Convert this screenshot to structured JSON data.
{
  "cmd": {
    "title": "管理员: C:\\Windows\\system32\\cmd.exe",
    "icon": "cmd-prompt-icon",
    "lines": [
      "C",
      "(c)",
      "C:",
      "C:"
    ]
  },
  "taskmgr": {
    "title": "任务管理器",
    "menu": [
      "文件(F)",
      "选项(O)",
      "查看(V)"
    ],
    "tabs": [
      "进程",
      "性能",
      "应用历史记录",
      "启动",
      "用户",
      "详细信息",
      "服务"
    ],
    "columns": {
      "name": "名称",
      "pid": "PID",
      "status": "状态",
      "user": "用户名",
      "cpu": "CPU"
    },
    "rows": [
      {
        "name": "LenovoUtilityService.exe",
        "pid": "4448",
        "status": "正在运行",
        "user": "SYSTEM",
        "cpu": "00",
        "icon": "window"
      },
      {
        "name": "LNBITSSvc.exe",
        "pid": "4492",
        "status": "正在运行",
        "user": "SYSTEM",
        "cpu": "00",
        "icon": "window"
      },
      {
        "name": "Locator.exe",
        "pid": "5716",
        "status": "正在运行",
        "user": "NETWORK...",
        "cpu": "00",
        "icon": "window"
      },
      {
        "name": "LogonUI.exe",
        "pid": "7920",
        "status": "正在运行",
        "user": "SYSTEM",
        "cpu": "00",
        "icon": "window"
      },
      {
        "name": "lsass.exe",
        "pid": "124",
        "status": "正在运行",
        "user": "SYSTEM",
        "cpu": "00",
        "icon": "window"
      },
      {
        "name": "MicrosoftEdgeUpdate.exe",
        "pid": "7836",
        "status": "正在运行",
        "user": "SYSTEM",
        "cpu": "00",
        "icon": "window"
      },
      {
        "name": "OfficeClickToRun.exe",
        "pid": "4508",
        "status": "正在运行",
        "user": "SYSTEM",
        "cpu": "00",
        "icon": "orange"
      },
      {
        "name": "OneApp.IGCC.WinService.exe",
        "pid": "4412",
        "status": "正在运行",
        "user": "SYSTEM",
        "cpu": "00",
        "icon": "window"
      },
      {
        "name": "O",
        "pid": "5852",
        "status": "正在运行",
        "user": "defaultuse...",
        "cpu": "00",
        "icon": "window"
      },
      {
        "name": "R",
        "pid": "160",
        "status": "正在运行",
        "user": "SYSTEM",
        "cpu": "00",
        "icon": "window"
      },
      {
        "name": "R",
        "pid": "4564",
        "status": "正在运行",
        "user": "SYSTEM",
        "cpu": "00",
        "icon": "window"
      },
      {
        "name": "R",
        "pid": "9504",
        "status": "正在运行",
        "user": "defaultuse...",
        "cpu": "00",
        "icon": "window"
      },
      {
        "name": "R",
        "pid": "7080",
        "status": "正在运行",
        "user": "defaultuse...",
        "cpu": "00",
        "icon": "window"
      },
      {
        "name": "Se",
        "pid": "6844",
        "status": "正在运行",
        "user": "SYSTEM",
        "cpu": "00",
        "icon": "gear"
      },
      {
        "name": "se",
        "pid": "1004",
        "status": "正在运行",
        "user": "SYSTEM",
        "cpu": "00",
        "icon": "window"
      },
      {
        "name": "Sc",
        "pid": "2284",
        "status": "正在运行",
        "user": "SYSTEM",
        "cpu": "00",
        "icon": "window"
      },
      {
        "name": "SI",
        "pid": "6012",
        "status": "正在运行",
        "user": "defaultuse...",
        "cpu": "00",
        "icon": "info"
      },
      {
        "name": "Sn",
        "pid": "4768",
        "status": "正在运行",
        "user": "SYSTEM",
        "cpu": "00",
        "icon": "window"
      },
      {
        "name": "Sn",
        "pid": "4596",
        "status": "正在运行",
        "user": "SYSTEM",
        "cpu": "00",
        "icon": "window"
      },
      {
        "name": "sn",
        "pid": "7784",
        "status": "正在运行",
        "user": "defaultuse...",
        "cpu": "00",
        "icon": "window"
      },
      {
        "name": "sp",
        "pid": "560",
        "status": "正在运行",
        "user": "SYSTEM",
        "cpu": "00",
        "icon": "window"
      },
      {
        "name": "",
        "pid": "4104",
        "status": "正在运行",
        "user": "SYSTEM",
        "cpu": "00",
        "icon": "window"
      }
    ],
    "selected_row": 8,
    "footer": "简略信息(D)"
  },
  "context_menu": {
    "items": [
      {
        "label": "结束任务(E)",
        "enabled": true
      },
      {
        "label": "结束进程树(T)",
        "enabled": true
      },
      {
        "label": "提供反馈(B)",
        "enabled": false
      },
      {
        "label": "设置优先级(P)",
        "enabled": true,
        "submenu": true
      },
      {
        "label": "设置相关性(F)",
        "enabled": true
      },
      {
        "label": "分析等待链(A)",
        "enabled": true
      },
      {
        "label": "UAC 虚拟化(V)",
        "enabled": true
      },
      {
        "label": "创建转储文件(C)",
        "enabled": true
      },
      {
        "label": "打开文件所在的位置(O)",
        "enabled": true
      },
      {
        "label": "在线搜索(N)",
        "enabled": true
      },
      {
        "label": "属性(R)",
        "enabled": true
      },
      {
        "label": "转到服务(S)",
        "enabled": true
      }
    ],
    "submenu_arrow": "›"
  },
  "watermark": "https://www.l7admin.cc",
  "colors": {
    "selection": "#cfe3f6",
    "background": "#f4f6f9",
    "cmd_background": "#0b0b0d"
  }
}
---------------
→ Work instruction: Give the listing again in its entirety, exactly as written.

→ Solution to this task:
Convert this screenshot to structured JSON data.
{
  "cmd": {
    "title": "管理员: C:\\Windows\\system32\\cmd.exe",
    "icon": "cmd-prompt-icon",
    "lines": [
      "C",
      "(c)",
      "C:",
      "C:"
    ]
  },
  "taskmgr": {
    "title": "任务管理器",
    "menu": [
      "文件(F)",
      "选项(O)",
      "查看(V)"
    ],
    "tabs": [
      "进程",
      "性能",
      "应用历史记录",
      "启动",
      "用户",
      "详细信息",
      "服务"
    ],
    "columns": {
      "name": "名称",
      "pid": "PID",
      "status": "状态",
      "user": "用户名",
      "cpu": "CPU"
    },
    "rows": [
      {
        "name": "LenovoUtilityService.exe",
        "pid": "4448",
        "status": "正在运行",
        "user": "SYSTEM",
        "cpu": "00",
        "icon": "window"
      },
      {
        "name": "LNBITSSvc.exe",
        "pid": "4492",
        "status": "正在运行",
        "user": "SYSTEM",
        "cpu": "00",
        "icon": "window"
      },
      {
        "name": "Locator.exe",
        "pid": "5716",
        "status": "正在运行",
        "user": "NETWORK...",
        "cpu": "00",
        "icon": "window"
      },
      {
        "name": "LogonUI.exe",
        "pid": "7920",
        "status": "正在运行",
        "user": "SYSTEM",
        "cpu": "00",
        "icon": "window"
      },
      {
        "name": "lsass.exe",
        "pid": "124",
        "status": "正在运行",
        "user": "SYSTEM",
        "cpu": "00",
        "icon": "window"
      },
      {
        "name": "MicrosoftEdgeUpdate.exe",
        "pid": "7836",
        "status": "正在运行",
        "user": "SYSTEM",
        "cpu": "00",
        "icon": "window"
      },
      {
        "name": "OfficeClickToRun.exe",
        "pid": "4508",
        "status": "正在运行",
        "user": "SYSTEM",
        "cpu": "00",
        "icon": "orange"
      },
      {
        "name": "OneApp.IGCC.WinService.exe",
        "pid": "4412",
        "status": "正在运行",
        "user": "SYSTEM",
        "cpu": "00",
        "icon": "window"
      },
      {
        "name": "O",
        "pid": "5852",
        "status": "正在运行",
        "user": "defaultuse...",
        "cpu": "00",
        "icon": "window"
      },
      {
        "name": "R",
        "pid": "160",
        "status": "正在运行",
        "user": "SYSTEM",
        "cpu": "00",
        "icon": "window"
      },
      {
        "name": "R",
        "pid": "4564",
        "status": "正在运行",
        "user": "SYSTEM",
        "cpu": "00",
        "icon": "window"
      },
      {
        "name": "R",
        "pid": "9504",
        "status": "正在运行",
        "user": "defaultuse...",
        "cpu": "00",
        "icon": "window"
      },
      {
        "name": "R",
        "pid": "7080",
        "status": "正在运行",
        "user": "defaultuse...",
        "cpu": "00",
        "icon": "window"
      },
      {
        "name": "Se",
        "pid": "6844",
        "status": "正在运行",
        "user": "SYSTEM",
        "cpu": "00",
        "icon": "gear"
      },
      {
        "name": "se",
        "pid": "1004",
        "status": "正在运行",
        "user": "SYSTEM",
        "cpu": "00",
        "icon": "window"
      },
      {
        "name": "Sc",
        "pid": "2284",
        "status": "正在运行",
        "user": "SYSTEM",
        "cpu": "00",
        "icon": "window"
      },
      {
        "name": "SI",
        "pid": "6012",
        "status": "正在运行",
        "user": "defaultuse...",
        "cpu": "00",
        "icon": "info"
      },
      {
        "name": "Sn",
        "pid": "4768",
        "status": "正在运行",
        "user": "SYSTEM",
        "cpu": "00",
        "icon": "window"
      },
      {
        "name": "Sn",
        "pid": "4596",
        "status": "正在运行",
        "user": "SYSTEM",
        "cpu": "00",
        "icon": "window"
      },
      {
        "name": "sn",
        "pid": "7784",
        "status": "正在运行",
        "user": "defaultuse...",
        "cpu": "00",
        "icon": "window"
      },
      {
        "name": "sp",
        "pid": "560",
        "status": "正在运行",
        "user": "SYSTEM",
        "cpu": "00",
        "icon": "window"
      },
      {
        "name": "",
        "pid": "4104",
        "status": "正在运行",
        "user": "SYSTEM",
        "cpu": "00",
        "icon": "window"
      }
    ],
    "selected_row": 8,
    "footer": "简略信息(D)"
  },
  "context_menu": {
    "items": [
      {
        "label": "结束任务(E)",
        "enabled": true
      },
      {
        "label": "结束进程树(T)",
        "enabled": true
      },
      {
        "label": "提供反馈(B)",
        "enabled": false
      },
      {
        "label": "设置优先级(P)",
        "enabled": true,
        "submenu": true
      },
      {
        "label": "设置相关性(F)",
        "enabled": true
      },
      {
        "label": "分析等待链(A)",
        "enabled": true
      },
      {
        "label": "UAC 虚拟化(V)",
        "enabled": true
      },
      {
        "label": "创建转储文件(C)",
        "enabled": true
      },
      {
        "label": "打开文件所在的位置(O)",
        "enabled": true
      },
      {
        "label": "在线搜索(N)",
        "enabled": true
      },
      {
        "label": "属性(R)",
        "enabled": true
      },
      {
        "label": "转到服务(S)",
        "enabled": true
      }
    ],
    "submenu_arrow": "›"
  },
  "watermark": "https://www.l7admin.cc",
  "colors": {
    "selection": "#cfe3f6",
    "background": "#f4f6f9",
    "cmd_background": "#0b0b0d"
  }
}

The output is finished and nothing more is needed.